Snyder ran a drug and alcohol dependency treatment center called Real Life Recovery, as well as a sober home called Halfway There Florida in Palm Beach County, Florida.
According to the Miami Herald, Fuller and other patient brokers received kickbacks from Snyder for recruiting addicts to get treatment at his facilities. Recruiters were purportedly encouraged to hunt down potential patients at Alcoholics Anonymous meetings and cheap motels, places where addicts are at their most vulnerable.
Investigators claim that patients were bribed to stay at the facility and undergo treatment with plane tickets, drugs, free rent and even trips to strip clubs.
Snyder could afford all of this because he was allegedly billing millions of dollars to Medicaid and other insurance providers for treatment that was unnecessary or never provided in the first place.
In order to maximize billing, Snyder allegedly asked his employees to do numerous illegal activities, including:
- Fill out intake forms for patients they hadn’t seen,
- Backdate treatment paperwork and sign off on incorrect records,
- Forge therapy attendance sheets and bill patients for sessions they did not attend, and
- Continue to bill patients even after they had left the facility.
In total, Snyder’s facilities billed $58 million over the course of five years.
Per the Palm Beach Post, the cornerstone of Snyder and Fuller’s scheme was to bill for expensive urine drug screening tests.
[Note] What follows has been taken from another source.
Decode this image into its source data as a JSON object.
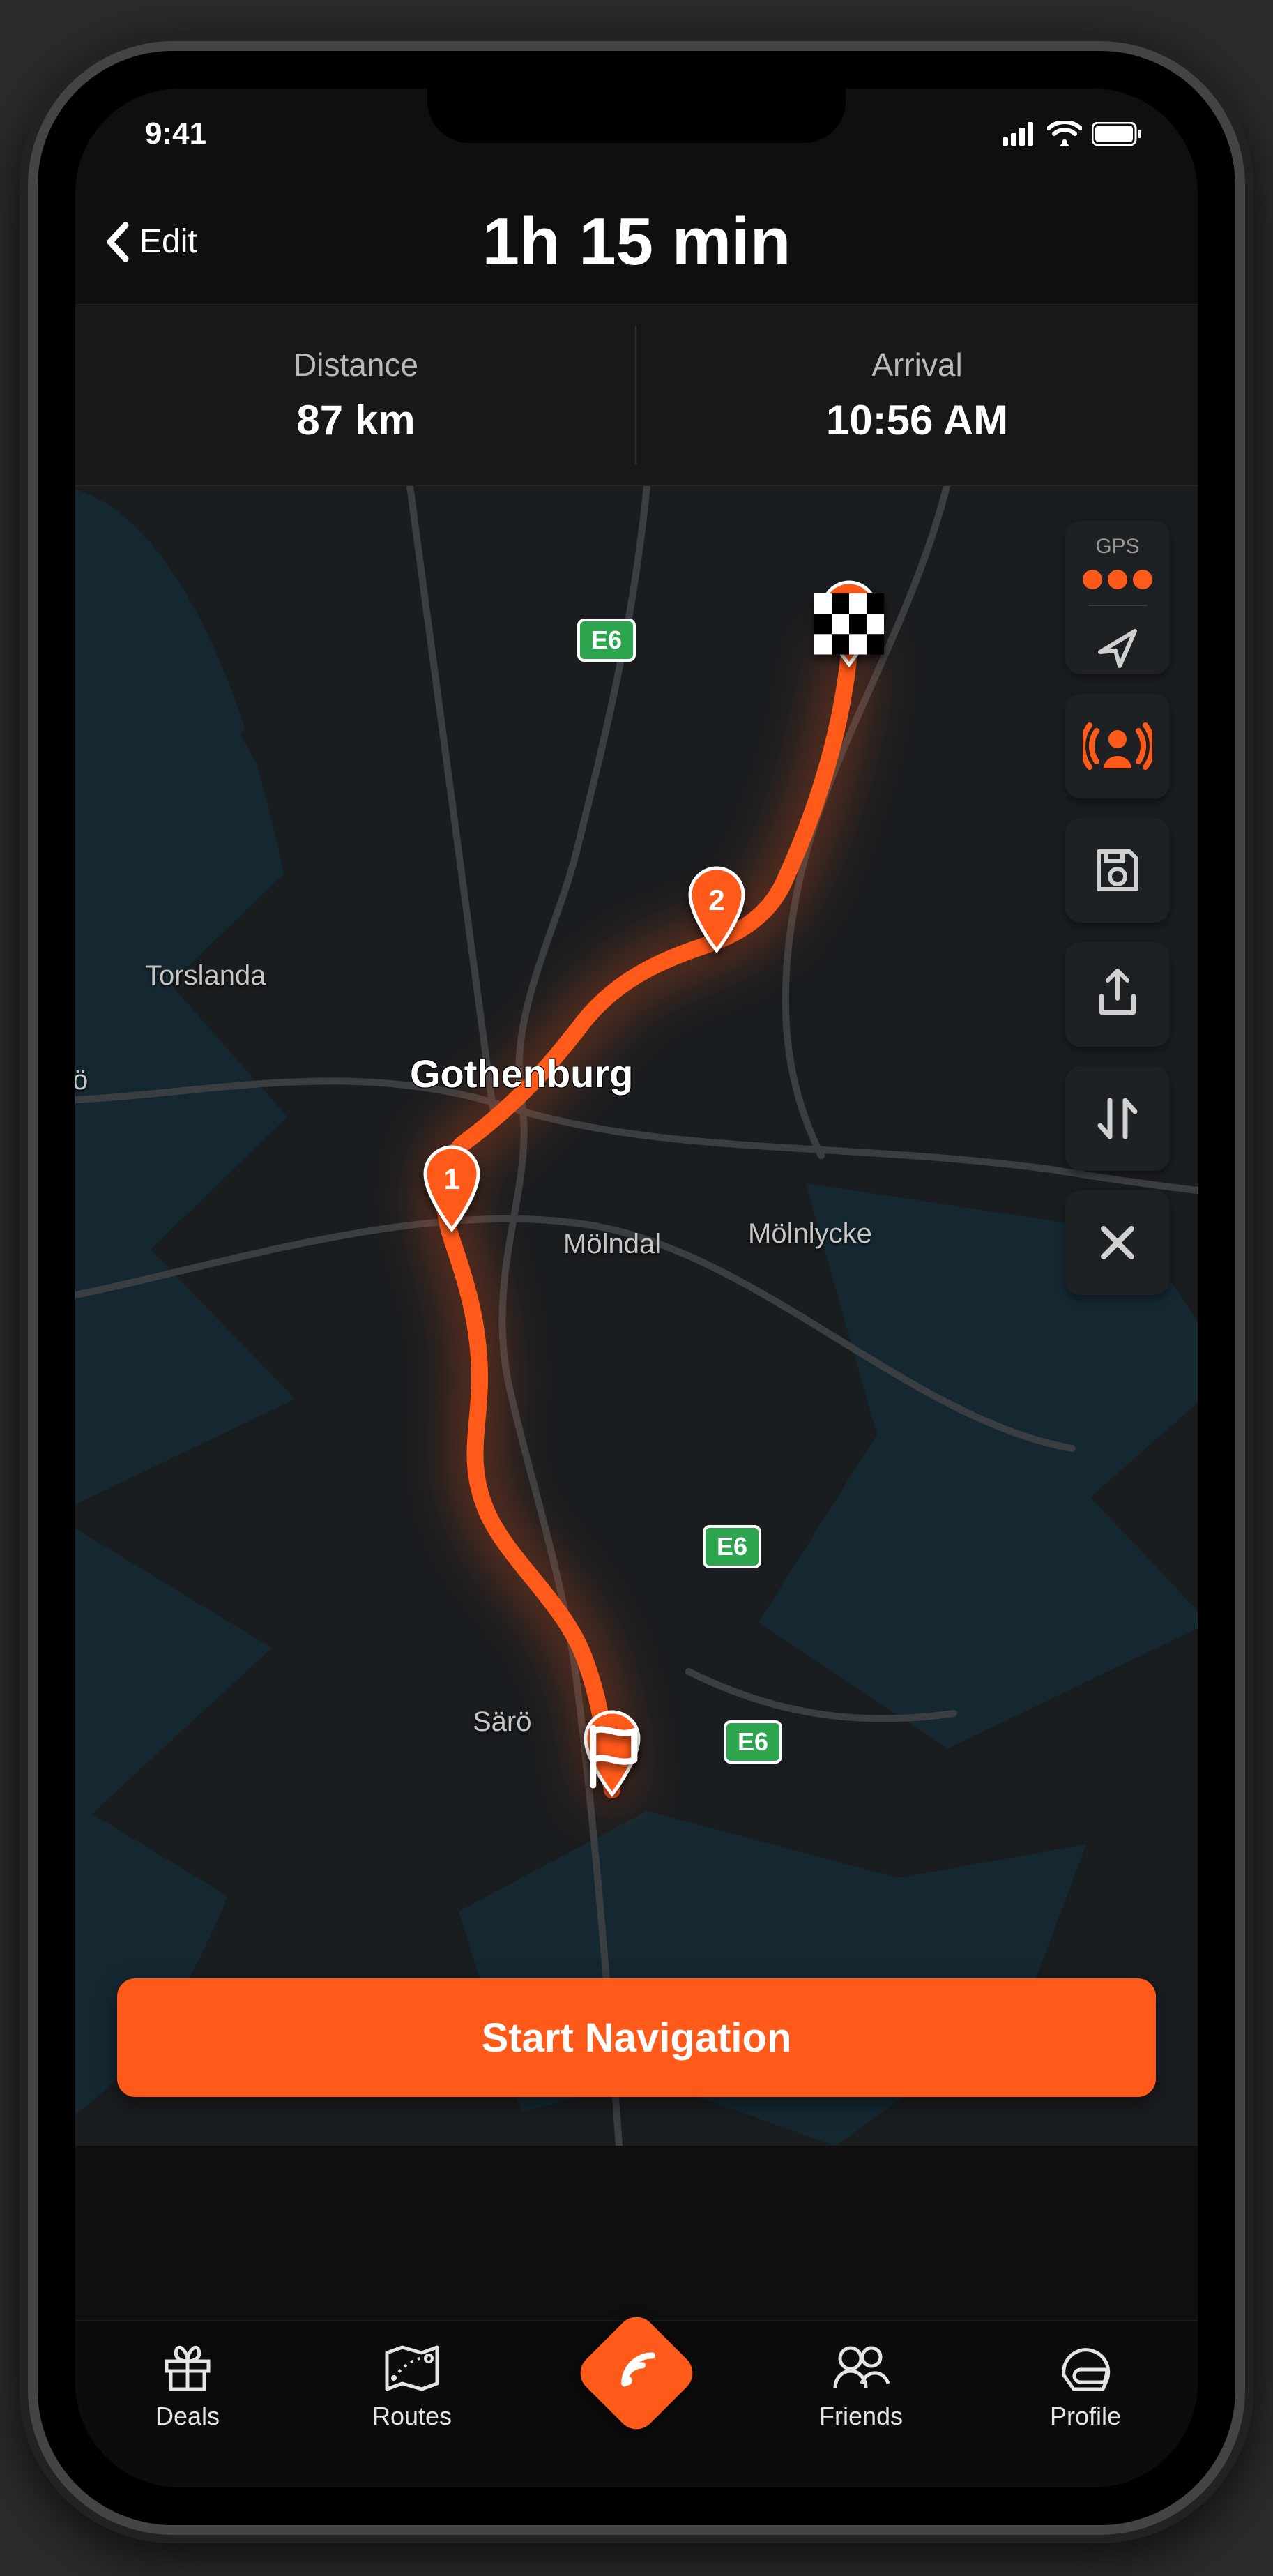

Employees were allegedly told to test patients’ urine even when it was medically unnecessary.
Supposedly, samples were split up and sent to several labs and tested multiple times. Urine samples from the same patient were purportedly often double billed through both Halfway There Florida and Real Life Recovery.
Employees were even instructed to mix and alter samples so the same results wouldn’t come back from the lab over and over again.
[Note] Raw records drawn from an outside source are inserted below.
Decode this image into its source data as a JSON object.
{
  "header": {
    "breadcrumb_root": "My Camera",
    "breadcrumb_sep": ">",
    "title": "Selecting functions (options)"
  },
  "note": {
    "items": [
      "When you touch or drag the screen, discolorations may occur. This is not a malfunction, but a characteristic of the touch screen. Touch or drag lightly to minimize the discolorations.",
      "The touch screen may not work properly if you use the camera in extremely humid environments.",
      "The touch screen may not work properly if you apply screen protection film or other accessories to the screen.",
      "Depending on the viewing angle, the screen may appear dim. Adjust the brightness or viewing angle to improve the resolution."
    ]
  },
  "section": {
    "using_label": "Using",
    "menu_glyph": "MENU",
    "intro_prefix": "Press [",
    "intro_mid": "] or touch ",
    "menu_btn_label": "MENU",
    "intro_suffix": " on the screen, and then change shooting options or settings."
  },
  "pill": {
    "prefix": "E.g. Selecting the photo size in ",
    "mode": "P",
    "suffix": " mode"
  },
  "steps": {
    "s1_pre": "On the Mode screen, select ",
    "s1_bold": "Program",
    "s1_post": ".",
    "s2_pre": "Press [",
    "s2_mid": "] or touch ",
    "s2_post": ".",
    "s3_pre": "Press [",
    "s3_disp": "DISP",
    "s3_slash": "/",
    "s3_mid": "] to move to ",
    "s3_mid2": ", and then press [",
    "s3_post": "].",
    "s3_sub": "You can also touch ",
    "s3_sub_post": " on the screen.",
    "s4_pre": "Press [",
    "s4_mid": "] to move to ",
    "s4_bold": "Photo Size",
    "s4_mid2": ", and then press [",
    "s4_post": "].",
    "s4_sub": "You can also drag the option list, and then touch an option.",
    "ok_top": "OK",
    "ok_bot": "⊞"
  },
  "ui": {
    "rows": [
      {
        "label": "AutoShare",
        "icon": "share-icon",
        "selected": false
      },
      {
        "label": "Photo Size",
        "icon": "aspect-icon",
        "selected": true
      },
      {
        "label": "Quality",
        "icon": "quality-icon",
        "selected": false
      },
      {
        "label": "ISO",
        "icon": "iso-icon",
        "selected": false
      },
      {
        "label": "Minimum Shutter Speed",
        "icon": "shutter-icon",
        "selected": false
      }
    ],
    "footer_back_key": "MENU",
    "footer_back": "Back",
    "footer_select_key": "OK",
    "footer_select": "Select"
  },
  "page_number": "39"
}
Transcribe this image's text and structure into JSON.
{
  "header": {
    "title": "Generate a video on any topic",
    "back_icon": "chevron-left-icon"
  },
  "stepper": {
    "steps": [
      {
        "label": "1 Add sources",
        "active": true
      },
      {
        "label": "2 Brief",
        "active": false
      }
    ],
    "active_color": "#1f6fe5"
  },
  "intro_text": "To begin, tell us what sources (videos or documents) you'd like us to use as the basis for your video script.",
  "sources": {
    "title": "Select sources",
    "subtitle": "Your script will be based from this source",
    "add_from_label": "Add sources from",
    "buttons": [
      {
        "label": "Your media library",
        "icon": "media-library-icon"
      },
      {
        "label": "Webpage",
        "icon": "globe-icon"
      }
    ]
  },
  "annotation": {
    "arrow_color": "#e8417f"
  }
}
The Palm Beach Post has been following Snyder since December 2014, when Halfway There Florida and Real Life Recovery were raided by the FBI. According to the paper, Snyder is a former drug addict who moved to Florida in 2009 for rehab. He is originally from New Jersey.
Fuller has supposedly been in trouble with the law many times, with charges ranging from disorderly conduct to prostituting women. The fraud complaint includes allegations from parents of addicts who asked Fuller for help, only to receive mistreatment and demands for exorbitant amounts of money.
Those parents say that Fuller’s behavior led to the deaths of their children.
Snyder originally caught the attention of the IRS because he had $2 million in unpaid back taxes, but the real nail in the coffin was a whistleblower—the former Director of Operations for Real Life Recovery—who alerted the FBI to the rampant health care fraud happening at the facilities.
Thanks to the whistleblower calling attention to Snyder and Fuller’s fraud, they will face federal court arraignments at the end of the summer.
If you have information about healthcare providers billing Medicaid or Medicare for medically unnecessary services, medical double billing schemes, lab test scams or physician kickbacks, you could be eligible for a substantial cash whistleblower award. Learn more about Florida Medicaid whistleblowers or call or email us.